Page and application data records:
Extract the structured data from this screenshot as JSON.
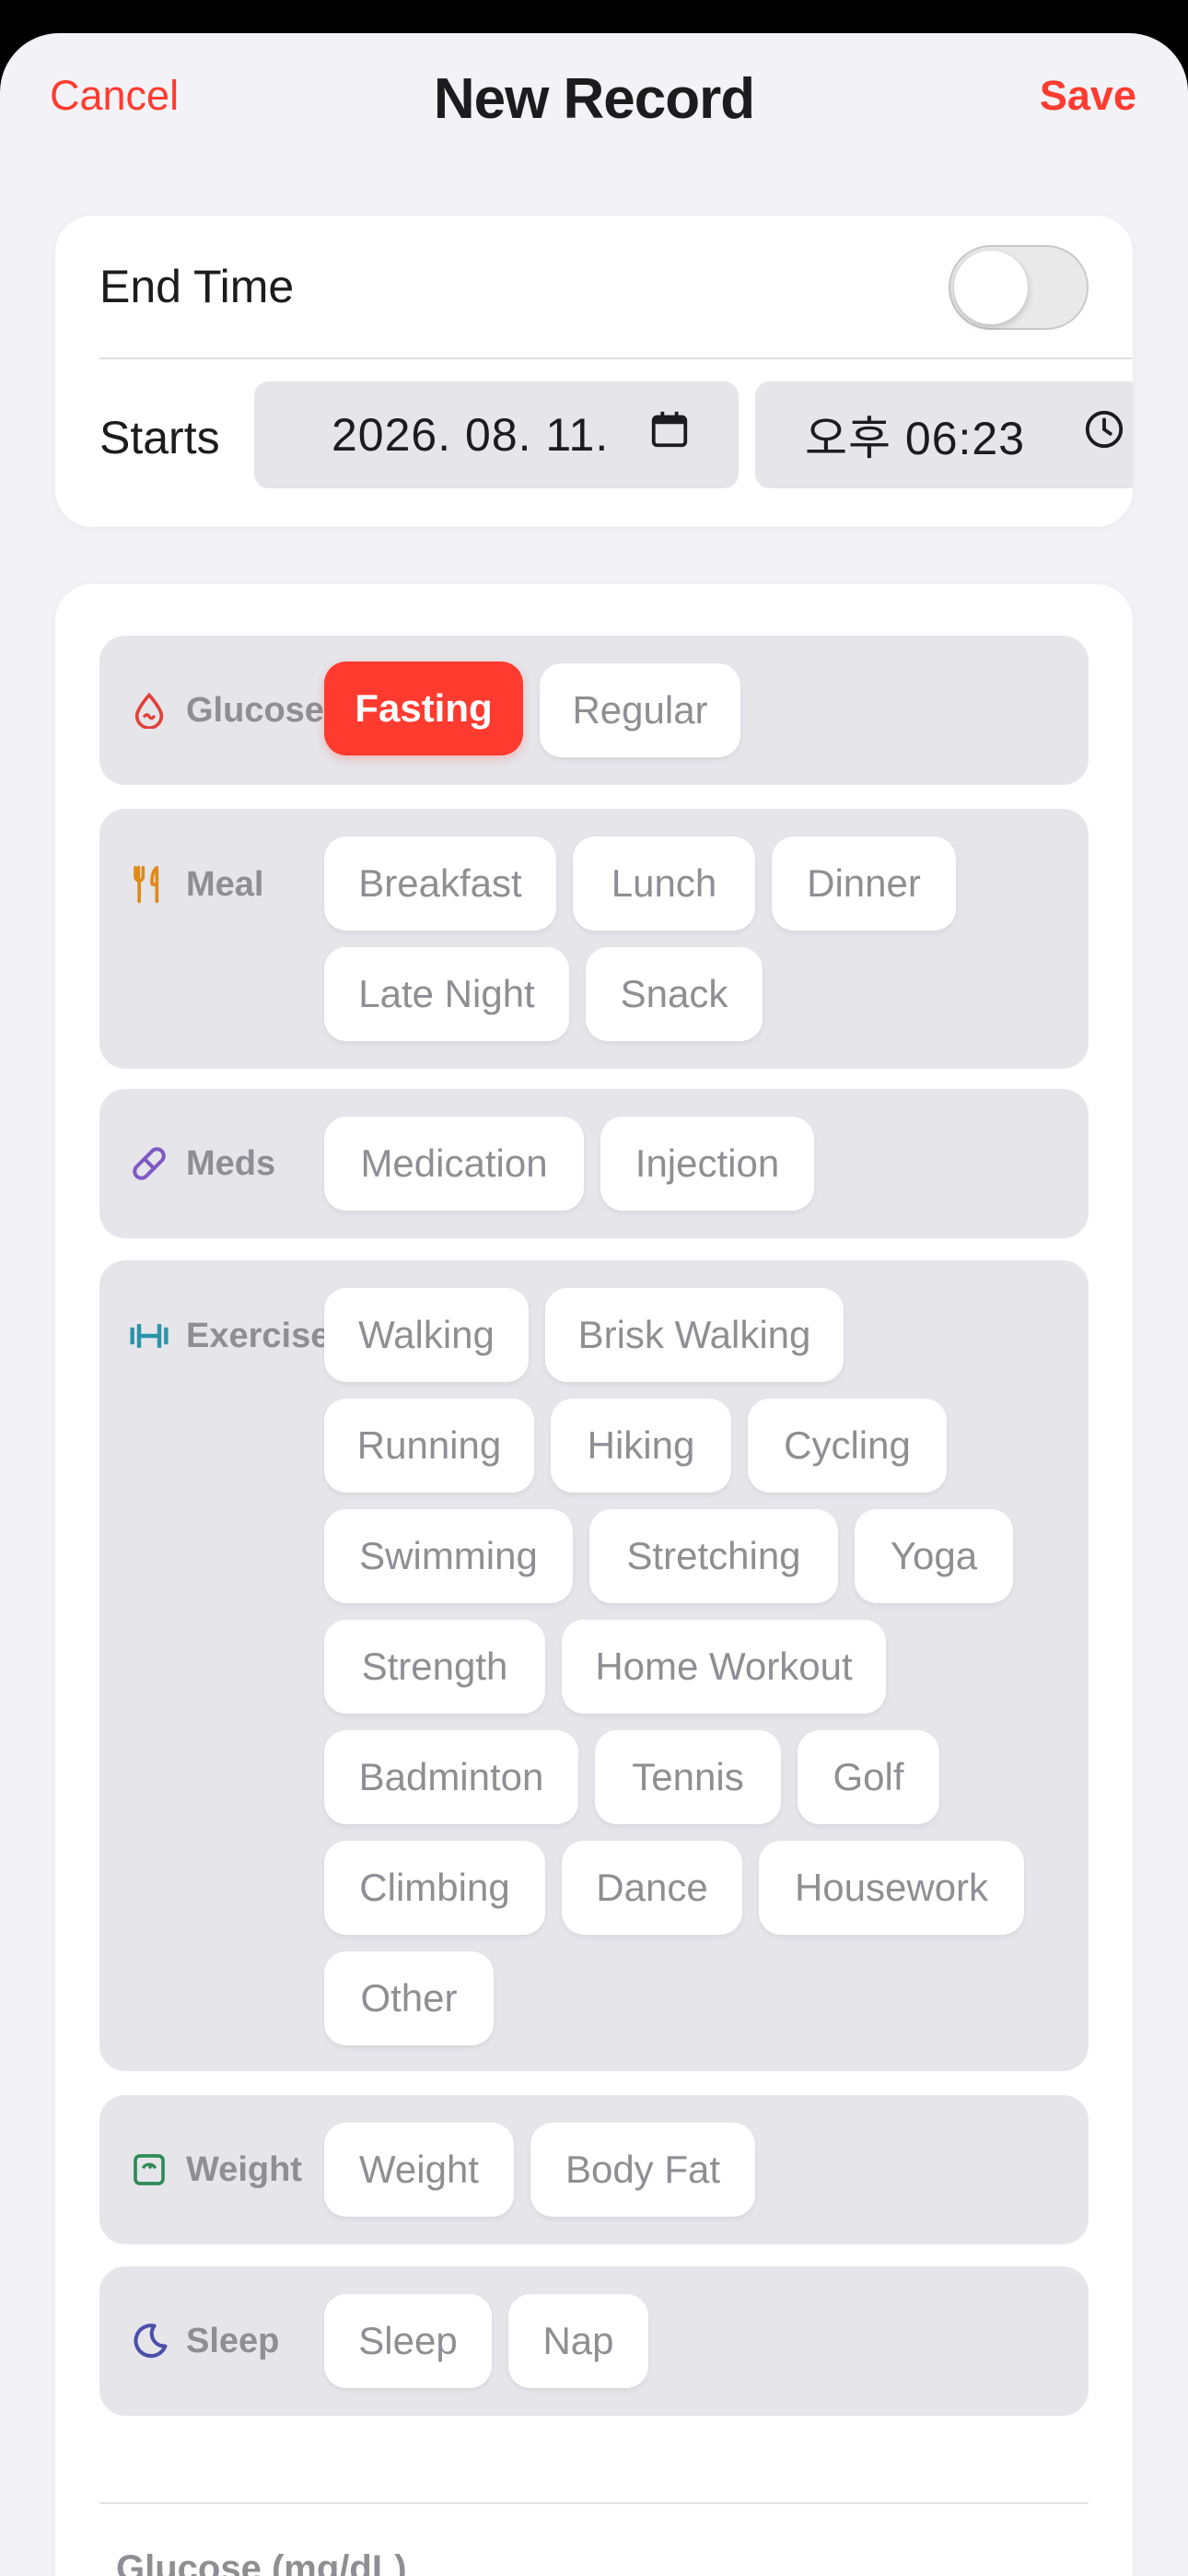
{
  "nav": {
    "cancel": "Cancel",
    "title": "New Record",
    "save": "Save"
  },
  "time": {
    "end_time_label": "End Time",
    "end_time_enabled": false,
    "starts_label": "Starts",
    "date_value": "2026. 08. 11.",
    "time_value": "오후 06:23"
  },
  "categories": {
    "glucose": {
      "label": "Glucose",
      "icon": "drop-icon",
      "color": "#e0413a",
      "chips": [
        "Fasting",
        "Regular"
      ],
      "selected": "Fasting"
    },
    "meal": {
      "label": "Meal",
      "icon": "fork-knife-icon",
      "color": "#e08a1a",
      "chips": [
        "Breakfast",
        "Lunch",
        "Dinner",
        "Late Night",
        "Snack"
      ]
    },
    "meds": {
      "label": "Meds",
      "icon": "pill-icon",
      "color": "#7e5ac6",
      "chips": [
        "Medication",
        "Injection"
      ]
    },
    "exercise": {
      "label": "Exercise",
      "icon": "dumbbell-icon",
      "color": "#2a94a8",
      "chips": [
        "Walking",
        "Brisk Walking",
        "Running",
        "Hiking",
        "Cycling",
        "Swimming",
        "Stretching",
        "Yoga",
        "Strength",
        "Home Workout",
        "Badminton",
        "Tennis",
        "Golf",
        "Climbing",
        "Dance",
        "Housework",
        "Other"
      ]
    },
    "weight": {
      "label": "Weight",
      "icon": "scale-icon",
      "color": "#2e8b57",
      "chips": [
        "Weight",
        "Body Fat"
      ]
    },
    "sleep": {
      "label": "Sleep",
      "icon": "moon-icon",
      "color": "#4b4fa8",
      "chips": [
        "Sleep",
        "Nap"
      ]
    }
  },
  "section": {
    "glucose_unit_label": "Glucose (mg/dL)"
  },
  "colors": {
    "accent": "#ff3b30",
    "chip_text": "#8e8e93",
    "group_bg": "#e5e5ea"
  }
}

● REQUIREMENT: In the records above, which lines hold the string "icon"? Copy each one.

● THE ANSWER:
      "icon": "drop-icon",
      "icon": "fork-knife-icon",
      "icon": "pill-icon",
      "icon": "dumbbell-icon",
      "icon": "scale-icon",
      "icon": "moon-icon",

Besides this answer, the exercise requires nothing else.